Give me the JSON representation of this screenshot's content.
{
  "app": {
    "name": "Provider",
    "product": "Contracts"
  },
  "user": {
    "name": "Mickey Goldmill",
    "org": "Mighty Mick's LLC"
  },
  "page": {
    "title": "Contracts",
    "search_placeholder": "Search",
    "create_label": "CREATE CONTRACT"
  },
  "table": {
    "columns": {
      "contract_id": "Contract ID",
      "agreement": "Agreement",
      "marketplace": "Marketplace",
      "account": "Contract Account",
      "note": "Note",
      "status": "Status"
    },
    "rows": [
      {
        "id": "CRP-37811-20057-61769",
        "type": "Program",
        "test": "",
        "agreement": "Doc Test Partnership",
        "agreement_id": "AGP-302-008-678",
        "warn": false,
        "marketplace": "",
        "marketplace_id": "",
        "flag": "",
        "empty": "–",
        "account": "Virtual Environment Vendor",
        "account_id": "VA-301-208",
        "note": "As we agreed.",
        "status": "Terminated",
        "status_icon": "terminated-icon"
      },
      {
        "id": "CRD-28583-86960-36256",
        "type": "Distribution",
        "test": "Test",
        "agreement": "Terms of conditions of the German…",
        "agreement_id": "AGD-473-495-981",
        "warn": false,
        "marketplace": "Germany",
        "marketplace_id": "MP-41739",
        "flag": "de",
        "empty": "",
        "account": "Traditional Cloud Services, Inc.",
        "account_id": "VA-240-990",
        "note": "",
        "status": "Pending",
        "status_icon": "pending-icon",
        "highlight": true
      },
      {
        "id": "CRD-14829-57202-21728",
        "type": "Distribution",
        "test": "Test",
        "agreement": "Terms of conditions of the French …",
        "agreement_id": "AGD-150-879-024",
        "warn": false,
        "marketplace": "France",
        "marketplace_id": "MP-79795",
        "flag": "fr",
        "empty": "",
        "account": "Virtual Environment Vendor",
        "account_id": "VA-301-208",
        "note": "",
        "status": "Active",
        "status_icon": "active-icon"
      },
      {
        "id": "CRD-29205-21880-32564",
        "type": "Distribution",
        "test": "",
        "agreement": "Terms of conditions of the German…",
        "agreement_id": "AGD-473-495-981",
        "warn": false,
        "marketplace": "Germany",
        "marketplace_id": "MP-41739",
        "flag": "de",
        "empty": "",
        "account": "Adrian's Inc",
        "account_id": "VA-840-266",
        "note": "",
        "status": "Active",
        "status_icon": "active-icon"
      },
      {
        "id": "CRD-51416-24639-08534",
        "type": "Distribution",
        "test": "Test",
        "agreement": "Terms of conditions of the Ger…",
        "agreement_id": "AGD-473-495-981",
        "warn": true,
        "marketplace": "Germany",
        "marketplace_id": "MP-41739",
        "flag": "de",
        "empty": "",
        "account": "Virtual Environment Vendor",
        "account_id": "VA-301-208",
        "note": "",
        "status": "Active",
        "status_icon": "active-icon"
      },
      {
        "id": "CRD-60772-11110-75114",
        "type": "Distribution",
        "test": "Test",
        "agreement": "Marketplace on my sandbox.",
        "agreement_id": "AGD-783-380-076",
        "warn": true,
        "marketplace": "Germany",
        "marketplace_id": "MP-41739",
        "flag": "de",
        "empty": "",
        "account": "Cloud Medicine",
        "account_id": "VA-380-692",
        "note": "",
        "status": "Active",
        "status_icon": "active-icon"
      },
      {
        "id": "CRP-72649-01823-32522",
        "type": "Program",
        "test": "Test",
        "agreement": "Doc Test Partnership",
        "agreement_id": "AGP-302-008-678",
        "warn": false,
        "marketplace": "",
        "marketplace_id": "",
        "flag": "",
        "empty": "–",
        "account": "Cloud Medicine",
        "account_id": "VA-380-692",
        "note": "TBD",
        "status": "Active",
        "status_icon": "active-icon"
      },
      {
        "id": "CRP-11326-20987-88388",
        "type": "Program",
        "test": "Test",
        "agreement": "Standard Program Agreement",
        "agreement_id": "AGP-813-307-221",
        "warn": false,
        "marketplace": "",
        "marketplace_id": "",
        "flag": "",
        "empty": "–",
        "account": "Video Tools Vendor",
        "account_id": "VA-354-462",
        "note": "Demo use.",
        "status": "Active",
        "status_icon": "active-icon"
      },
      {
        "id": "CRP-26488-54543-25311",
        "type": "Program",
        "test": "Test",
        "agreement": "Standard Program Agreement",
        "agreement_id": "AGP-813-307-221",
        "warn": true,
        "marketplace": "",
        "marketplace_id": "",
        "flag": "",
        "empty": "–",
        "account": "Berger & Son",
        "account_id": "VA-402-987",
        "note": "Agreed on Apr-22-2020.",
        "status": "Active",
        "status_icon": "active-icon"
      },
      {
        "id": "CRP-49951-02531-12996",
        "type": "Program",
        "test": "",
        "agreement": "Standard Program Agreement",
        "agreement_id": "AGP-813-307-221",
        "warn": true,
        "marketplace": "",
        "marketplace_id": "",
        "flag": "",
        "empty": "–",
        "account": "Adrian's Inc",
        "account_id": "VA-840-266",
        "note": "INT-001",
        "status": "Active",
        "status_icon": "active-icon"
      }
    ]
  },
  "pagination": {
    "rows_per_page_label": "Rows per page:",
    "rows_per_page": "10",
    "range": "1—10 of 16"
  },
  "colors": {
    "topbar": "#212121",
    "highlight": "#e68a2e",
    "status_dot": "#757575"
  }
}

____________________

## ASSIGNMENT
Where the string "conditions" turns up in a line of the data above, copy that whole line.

## EXERCISE ANSWER
        "agreement": "Terms of conditions of the German…",
        "agreement": "Terms of conditions of the French …",
        "agreement": "Terms of conditions of the German…",
        "agreement": "Terms of conditions of the Ger…",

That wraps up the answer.